Monday, October 28, 2019
By Samira Shackle
Scientist Abdus Salam largely ignored in Pakistan because he was an Ahmadi Muslim, but new film aims to restore legacy.
Most, if not all, scientific enterprise and infrastructure in Pakistan owes its origin to Salam.
Salam loved Pakistan. He found worldwide scientific respect, yet not in his own country.
He never criticised nor even mentioned any aspect of his treatment; nor did he ever express any resentment.
The community laments the government’s decision to arrest one of its members who filmed the demolition. A 70-year-old worship place belonging to Pakistan’s minority Ahmadis has been demolished by the authorities in Punjab province, the community members said on Monday.
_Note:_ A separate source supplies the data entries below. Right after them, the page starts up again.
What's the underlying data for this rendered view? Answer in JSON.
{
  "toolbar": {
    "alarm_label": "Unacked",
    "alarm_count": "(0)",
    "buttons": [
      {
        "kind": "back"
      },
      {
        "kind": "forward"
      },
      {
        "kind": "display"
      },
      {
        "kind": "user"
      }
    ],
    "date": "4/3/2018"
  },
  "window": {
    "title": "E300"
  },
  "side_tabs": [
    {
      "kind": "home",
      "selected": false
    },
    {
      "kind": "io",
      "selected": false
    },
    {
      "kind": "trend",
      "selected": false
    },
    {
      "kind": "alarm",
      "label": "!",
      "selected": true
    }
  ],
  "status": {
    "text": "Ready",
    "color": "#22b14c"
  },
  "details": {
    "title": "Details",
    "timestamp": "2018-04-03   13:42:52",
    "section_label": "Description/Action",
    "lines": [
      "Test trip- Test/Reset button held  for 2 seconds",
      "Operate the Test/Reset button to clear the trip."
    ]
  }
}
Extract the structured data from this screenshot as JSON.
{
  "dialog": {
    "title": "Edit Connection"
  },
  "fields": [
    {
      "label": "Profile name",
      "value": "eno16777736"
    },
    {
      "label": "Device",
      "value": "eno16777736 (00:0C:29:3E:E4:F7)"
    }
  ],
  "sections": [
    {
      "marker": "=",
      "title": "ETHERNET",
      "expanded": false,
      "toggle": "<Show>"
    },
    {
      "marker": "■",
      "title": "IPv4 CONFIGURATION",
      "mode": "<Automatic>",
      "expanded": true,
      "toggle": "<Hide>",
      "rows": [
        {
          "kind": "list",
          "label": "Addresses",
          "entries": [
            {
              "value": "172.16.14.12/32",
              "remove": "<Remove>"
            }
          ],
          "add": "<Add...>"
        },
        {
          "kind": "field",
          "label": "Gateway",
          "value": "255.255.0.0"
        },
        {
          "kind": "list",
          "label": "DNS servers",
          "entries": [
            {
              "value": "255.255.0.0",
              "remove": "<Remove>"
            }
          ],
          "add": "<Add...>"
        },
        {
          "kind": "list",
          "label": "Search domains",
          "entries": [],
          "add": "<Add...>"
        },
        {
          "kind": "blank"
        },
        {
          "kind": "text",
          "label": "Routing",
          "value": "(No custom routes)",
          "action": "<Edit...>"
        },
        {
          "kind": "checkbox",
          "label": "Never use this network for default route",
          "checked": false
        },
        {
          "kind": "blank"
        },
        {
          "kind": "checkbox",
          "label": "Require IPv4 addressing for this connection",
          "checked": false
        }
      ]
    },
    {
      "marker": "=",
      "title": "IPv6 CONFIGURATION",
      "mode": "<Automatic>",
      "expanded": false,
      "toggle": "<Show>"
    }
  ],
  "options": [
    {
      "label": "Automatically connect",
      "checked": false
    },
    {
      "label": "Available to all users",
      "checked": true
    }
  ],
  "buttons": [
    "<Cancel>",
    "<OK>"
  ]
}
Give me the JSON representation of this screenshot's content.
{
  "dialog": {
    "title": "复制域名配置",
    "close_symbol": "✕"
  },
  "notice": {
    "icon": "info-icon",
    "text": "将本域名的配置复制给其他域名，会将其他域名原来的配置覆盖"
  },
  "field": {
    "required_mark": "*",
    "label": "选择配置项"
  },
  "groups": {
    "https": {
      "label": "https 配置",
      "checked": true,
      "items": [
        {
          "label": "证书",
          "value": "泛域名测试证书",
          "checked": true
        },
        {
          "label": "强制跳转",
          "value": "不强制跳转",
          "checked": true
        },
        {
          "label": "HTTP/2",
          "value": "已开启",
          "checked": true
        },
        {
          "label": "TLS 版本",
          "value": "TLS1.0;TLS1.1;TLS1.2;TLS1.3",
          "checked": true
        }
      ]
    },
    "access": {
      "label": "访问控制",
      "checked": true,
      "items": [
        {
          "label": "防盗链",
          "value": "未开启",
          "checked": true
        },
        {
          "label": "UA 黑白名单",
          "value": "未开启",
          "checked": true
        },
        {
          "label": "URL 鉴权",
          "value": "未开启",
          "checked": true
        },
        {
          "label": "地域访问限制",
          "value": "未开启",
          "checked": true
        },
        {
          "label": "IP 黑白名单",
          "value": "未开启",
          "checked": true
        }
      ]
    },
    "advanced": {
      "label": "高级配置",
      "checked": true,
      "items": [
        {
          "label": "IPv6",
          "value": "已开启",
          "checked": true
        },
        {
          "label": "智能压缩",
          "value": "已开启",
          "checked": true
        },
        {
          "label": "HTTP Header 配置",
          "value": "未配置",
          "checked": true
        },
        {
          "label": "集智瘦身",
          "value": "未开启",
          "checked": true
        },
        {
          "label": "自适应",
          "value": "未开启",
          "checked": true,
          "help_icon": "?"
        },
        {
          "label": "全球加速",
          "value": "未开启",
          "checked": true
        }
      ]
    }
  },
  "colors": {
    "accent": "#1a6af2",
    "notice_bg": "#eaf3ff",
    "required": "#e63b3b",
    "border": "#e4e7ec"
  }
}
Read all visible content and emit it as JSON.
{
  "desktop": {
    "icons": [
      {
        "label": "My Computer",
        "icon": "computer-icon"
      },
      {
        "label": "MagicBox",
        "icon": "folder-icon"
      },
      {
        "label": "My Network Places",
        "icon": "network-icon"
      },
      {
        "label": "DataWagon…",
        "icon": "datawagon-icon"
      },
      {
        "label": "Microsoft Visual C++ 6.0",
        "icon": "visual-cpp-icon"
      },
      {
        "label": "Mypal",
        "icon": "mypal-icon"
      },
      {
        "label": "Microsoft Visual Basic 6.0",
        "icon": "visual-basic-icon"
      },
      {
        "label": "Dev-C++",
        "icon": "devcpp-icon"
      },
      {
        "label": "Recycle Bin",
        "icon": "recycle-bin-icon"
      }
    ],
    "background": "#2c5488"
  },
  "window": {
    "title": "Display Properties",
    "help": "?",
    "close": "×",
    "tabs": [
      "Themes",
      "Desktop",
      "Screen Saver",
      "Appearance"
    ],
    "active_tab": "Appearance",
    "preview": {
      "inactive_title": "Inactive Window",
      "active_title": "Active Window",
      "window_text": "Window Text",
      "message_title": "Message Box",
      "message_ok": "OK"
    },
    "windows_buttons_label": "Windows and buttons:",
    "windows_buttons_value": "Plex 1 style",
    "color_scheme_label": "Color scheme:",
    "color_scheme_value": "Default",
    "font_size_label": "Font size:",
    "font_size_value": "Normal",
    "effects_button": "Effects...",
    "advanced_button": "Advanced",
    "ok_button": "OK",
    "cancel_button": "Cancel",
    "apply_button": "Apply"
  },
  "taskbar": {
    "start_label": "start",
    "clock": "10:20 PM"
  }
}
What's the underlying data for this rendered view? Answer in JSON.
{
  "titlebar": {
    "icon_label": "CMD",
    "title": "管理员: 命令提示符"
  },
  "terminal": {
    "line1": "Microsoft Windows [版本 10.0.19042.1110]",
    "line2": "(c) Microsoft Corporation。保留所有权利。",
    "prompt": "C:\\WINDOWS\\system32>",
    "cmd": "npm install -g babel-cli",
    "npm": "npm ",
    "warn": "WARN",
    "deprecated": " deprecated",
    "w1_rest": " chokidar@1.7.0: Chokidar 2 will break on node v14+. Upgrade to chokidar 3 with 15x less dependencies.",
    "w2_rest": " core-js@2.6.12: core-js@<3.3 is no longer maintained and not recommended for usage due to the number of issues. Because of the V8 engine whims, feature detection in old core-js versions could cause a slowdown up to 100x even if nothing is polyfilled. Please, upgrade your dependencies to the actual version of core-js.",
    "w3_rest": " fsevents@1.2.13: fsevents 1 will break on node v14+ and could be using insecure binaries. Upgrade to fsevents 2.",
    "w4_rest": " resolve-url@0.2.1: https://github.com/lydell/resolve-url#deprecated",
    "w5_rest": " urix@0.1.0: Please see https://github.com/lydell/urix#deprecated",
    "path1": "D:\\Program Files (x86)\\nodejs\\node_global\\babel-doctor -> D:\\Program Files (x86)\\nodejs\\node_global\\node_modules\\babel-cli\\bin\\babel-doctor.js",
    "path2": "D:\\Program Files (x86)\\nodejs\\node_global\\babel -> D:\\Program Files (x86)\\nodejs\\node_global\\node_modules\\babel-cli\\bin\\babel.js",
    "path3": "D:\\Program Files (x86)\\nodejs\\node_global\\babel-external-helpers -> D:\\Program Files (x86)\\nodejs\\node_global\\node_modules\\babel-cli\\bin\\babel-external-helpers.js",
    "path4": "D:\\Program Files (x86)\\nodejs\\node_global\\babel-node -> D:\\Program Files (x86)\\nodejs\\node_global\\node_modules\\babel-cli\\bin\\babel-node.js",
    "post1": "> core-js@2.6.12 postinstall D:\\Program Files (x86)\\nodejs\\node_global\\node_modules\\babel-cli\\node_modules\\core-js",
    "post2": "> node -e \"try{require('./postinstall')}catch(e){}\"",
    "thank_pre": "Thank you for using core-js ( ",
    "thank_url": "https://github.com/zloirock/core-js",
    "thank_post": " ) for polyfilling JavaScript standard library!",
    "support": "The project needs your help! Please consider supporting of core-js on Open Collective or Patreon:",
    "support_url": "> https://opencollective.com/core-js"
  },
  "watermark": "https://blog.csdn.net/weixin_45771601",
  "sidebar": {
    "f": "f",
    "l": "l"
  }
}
Pakistan’s Parliament in 1974 declared the Ahmadi community as non-Muslims. A decade later, they were banned from calling themselves Muslims. They are banned from preaching and even from travelling to Saudi Arabia for pilgrimage. Ahmadi community spokesperson Saleemduddin said the worship place, which has been destroyed, was located in Bahawalpur district’s Hasilpur village, some 400 kms from here. “The assistant commissioner of Hasilpur along with Baldia workers attacked the 70-year-old Ahmadi place of worship in Murad district and destroyed parts of the building without notice,” Saleemduddin said in a tweet. “It is important to note that this place of worship is built on property owned by the community... It has remained the same over past many many decades,” he said. The minority community lamented the Pakistan Tehreek-e-Insaf (PTI) government’s decision to arrest one of its members who filmed the demolition. “Instead of initiating action against those involved in its demolition, police have arrested Ahmadi who filmed this attack under baseless charges,” Saleemduddin said, asking “how on earth filming something on a public space falls under this law?” Pakistan Prime Minister Imran Khan often boasts about his government’s commitment regarding protecting the rights of minorities in the country. “It is a shameless act by Pakistan’s govt. Where is your naya Pakistan. This is the naya Pakistan. Shame on you. @ImranKhanPTI,” Ahmadi activist Namatulla Nawaz said in a tweet. The Ahmadi community has repeatedly been targeted by Islamic extremists, who view them as heretics. Last year, the government cancelled the appointment of U.S.-educated economist Atif Mian to the Economic Advisory Council after it surfaced that he belonged to the Ahmadi community. In Pakistan, around 10 million out of the 220 million population are non-Muslims. According to the 2017 census, Hindus constitute the largest religious minority (5 million) in Pakistan. Christians make up the second largest religious minority, with almost the same number (4.5 million) and their concentration is mostly in urban Sindh, Punjab and parts of Balochistan. Ahmadis, Sikhs and Parsi are also among the notable religious minorities in Pakistan.